Work to be completed
Scan the entries below for the word "title". Copy out every line in which it occurs.

Supplied material
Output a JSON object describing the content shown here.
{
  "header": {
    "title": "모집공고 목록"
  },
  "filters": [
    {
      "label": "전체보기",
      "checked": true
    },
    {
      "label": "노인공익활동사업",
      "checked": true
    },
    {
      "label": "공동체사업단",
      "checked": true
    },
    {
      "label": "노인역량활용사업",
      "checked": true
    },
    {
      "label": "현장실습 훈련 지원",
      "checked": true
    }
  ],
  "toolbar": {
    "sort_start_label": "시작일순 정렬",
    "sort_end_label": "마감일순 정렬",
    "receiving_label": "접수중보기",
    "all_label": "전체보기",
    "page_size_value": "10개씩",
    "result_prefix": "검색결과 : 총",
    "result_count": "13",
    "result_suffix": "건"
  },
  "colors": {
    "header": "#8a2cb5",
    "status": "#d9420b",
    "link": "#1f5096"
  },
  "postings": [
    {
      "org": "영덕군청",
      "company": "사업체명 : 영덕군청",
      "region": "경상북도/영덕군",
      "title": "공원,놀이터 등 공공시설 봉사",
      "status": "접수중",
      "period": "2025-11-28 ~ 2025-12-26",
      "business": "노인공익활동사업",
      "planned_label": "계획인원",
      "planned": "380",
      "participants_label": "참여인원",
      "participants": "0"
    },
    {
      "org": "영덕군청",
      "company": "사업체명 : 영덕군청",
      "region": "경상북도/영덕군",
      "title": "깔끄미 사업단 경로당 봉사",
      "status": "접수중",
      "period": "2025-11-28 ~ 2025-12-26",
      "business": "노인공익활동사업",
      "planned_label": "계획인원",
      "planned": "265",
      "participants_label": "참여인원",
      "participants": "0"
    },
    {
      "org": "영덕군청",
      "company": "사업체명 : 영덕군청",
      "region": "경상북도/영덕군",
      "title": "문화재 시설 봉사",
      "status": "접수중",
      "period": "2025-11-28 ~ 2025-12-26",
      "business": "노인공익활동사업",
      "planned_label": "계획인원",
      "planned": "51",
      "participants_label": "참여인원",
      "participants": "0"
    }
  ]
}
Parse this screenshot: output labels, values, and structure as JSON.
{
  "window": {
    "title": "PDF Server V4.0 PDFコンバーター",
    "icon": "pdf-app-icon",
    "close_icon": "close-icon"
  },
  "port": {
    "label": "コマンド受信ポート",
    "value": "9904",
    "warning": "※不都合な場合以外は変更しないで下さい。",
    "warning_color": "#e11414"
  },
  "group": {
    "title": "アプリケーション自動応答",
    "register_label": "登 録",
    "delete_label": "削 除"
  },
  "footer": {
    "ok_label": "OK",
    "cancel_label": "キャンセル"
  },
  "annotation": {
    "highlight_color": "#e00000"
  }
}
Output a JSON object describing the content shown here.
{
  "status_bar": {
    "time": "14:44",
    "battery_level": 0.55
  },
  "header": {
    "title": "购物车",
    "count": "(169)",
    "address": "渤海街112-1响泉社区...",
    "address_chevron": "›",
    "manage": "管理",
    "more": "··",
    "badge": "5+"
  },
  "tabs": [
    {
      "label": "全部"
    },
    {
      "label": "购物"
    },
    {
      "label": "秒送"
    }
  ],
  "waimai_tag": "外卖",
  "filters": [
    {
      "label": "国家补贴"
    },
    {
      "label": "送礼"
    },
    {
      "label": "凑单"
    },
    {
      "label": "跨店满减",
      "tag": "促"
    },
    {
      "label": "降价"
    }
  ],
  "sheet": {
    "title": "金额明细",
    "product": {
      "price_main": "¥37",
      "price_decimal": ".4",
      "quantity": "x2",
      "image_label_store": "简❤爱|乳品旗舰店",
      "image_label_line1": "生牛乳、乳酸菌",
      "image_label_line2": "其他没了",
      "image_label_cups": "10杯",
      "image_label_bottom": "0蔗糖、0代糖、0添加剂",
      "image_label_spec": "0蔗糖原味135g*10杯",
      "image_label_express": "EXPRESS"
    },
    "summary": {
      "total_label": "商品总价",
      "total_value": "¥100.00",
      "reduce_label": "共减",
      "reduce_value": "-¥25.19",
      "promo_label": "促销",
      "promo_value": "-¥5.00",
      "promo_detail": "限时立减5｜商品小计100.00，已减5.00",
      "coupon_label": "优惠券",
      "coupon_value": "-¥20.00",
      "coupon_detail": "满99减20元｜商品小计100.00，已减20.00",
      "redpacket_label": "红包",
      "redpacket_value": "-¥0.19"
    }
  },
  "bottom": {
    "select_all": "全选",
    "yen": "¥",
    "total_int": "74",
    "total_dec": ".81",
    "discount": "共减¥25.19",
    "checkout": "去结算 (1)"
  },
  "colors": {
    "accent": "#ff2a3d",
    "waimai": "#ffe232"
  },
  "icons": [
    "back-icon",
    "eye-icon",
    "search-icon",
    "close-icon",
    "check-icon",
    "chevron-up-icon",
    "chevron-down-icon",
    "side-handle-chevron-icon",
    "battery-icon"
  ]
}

Task answer
    "title": "모집공고 목록"
      "title": "공원,놀이터 등 공공시설 봉사",
      "title": "깔끄미 사업단 경로당 봉사",
      "title": "문화재 시설 봉사",
    "title": "PDF Server V4.0 PDFコンバーター",
    "title": "アプリケーション自動応答",
    "title": "购物车",
    "title": "金额明细",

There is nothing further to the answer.